Segment Start: Records provided

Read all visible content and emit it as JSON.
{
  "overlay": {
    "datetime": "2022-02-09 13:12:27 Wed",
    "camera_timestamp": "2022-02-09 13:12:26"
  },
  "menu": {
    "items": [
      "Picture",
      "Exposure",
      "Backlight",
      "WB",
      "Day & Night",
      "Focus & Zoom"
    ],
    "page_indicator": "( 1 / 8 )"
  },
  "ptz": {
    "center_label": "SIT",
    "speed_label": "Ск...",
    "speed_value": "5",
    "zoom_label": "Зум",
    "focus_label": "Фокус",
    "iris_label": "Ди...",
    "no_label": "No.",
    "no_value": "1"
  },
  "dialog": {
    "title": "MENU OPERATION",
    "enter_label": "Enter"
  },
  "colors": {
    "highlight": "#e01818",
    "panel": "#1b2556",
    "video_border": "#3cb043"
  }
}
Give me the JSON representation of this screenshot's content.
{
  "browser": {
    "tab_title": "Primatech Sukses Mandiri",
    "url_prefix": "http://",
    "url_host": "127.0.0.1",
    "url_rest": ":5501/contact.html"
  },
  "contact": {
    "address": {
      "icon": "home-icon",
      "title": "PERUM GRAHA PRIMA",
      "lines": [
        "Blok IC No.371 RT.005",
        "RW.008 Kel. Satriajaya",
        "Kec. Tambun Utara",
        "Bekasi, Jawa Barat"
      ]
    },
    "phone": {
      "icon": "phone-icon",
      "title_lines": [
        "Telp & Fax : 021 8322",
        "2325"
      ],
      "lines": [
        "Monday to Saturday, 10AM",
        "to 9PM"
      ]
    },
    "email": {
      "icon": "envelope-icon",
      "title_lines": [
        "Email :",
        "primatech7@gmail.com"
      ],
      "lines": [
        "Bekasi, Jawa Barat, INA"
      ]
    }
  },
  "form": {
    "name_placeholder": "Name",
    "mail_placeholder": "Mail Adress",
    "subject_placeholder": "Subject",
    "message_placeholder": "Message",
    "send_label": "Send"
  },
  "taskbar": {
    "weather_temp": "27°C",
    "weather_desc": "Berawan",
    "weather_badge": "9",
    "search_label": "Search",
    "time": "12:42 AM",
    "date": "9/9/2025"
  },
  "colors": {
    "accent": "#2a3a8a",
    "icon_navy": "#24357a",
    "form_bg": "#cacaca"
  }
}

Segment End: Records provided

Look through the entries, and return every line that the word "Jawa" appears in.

> **Exercise result**:
        "Bekasi, Jawa Barat"
        "Bekasi, Jawa Barat, INA"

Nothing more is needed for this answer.